▶ [Data shown]:
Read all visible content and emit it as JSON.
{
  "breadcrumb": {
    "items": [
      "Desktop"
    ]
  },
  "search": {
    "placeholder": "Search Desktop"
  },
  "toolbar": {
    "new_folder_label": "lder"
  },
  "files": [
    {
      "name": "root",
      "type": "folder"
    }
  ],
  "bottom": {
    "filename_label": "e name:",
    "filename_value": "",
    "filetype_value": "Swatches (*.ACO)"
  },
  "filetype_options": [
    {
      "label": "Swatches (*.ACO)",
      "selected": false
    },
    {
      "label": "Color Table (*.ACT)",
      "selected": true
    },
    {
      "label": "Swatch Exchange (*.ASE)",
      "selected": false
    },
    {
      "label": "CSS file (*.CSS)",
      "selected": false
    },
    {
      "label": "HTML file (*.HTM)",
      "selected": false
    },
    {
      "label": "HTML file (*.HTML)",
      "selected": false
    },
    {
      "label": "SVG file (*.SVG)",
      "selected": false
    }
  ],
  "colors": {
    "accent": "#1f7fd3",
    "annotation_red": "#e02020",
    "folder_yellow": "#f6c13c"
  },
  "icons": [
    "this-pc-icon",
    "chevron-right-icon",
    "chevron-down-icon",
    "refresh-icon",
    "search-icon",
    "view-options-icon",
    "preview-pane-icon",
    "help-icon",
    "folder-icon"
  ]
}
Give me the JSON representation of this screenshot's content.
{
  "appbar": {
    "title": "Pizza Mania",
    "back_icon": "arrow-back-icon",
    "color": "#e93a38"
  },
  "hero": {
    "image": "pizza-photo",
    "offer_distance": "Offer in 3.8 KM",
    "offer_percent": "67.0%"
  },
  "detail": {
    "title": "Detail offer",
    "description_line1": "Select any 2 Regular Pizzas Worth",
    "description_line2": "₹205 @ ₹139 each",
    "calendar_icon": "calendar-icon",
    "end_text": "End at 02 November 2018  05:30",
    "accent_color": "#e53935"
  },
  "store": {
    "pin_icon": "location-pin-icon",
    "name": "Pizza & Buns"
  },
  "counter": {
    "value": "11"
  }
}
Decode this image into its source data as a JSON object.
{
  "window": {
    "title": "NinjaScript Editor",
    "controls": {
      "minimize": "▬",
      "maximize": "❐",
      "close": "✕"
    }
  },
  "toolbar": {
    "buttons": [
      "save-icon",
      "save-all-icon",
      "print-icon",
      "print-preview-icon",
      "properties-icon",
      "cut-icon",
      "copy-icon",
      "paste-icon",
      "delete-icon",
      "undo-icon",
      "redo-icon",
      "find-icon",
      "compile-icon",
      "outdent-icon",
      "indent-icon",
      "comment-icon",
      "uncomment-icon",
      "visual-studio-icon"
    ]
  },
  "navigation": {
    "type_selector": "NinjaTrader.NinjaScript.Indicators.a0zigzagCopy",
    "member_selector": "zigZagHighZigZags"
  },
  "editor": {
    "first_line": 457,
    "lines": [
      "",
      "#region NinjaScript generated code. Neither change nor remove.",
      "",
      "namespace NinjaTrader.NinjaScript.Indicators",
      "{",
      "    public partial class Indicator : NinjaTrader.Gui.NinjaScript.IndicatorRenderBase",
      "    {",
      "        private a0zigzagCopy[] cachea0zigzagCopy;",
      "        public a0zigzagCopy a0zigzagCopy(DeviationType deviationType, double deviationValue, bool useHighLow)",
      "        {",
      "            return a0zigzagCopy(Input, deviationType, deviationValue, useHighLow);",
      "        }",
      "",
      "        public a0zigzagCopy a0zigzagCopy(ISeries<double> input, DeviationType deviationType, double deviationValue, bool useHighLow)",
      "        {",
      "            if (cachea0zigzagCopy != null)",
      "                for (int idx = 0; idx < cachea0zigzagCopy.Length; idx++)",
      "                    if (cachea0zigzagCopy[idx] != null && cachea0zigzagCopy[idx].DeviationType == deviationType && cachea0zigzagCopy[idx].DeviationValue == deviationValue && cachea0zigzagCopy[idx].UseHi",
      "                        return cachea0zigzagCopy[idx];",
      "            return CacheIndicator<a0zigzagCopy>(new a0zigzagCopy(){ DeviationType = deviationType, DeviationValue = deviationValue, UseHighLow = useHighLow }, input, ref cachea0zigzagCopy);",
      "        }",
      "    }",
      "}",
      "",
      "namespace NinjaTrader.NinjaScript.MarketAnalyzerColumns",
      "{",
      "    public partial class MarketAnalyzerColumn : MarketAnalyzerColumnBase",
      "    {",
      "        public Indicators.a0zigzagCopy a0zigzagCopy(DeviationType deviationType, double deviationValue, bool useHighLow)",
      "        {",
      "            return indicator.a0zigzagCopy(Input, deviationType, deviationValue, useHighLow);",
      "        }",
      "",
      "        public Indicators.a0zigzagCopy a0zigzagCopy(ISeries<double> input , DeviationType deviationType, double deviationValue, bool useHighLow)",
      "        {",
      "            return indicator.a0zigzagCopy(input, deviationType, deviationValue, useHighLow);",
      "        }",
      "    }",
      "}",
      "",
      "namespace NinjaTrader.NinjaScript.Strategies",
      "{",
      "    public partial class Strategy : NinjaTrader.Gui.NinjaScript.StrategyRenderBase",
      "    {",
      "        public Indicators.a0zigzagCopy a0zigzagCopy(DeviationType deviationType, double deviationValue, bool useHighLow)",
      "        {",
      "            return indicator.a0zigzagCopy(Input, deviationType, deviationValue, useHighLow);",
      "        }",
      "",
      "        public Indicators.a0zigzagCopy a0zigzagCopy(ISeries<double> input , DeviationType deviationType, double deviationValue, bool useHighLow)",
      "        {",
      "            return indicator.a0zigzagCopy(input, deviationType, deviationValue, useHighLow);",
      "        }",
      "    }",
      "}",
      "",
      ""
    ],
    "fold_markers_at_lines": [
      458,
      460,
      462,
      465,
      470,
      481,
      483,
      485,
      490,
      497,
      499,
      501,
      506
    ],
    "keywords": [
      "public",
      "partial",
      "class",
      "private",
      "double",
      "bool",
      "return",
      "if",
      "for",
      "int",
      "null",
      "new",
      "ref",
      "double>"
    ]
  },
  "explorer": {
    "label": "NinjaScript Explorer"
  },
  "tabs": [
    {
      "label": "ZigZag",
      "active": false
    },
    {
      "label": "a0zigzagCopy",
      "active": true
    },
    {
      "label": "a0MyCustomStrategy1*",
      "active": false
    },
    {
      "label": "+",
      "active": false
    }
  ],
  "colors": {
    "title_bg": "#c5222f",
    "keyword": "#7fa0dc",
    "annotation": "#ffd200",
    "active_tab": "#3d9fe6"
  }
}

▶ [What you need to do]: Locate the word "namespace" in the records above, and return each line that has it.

▶ [Exercise result]:
      "namespace NinjaTrader.NinjaScript.Indicators",
      "namespace NinjaTrader.NinjaScript.MarketAnalyzerColumns",
      "namespace NinjaTrader.NinjaScript.Strategies",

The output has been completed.